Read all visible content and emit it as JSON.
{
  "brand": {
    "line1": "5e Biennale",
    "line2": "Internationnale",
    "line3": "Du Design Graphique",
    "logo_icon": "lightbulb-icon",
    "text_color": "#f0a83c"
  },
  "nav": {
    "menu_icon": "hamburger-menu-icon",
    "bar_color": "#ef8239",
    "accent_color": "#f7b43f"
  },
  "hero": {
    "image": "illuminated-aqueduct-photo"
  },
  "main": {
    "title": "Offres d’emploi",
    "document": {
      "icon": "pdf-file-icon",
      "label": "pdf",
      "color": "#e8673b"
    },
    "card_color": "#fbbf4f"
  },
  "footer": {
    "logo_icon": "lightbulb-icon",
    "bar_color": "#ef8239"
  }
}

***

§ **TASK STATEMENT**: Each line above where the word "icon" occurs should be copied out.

§ **RESULT FOR THIS TASK**:
    "logo_icon": "lightbulb-icon",
    "menu_icon": "hamburger-menu-icon",
      "icon": "pdf-file-icon",
    "logo_icon": "lightbulb-icon",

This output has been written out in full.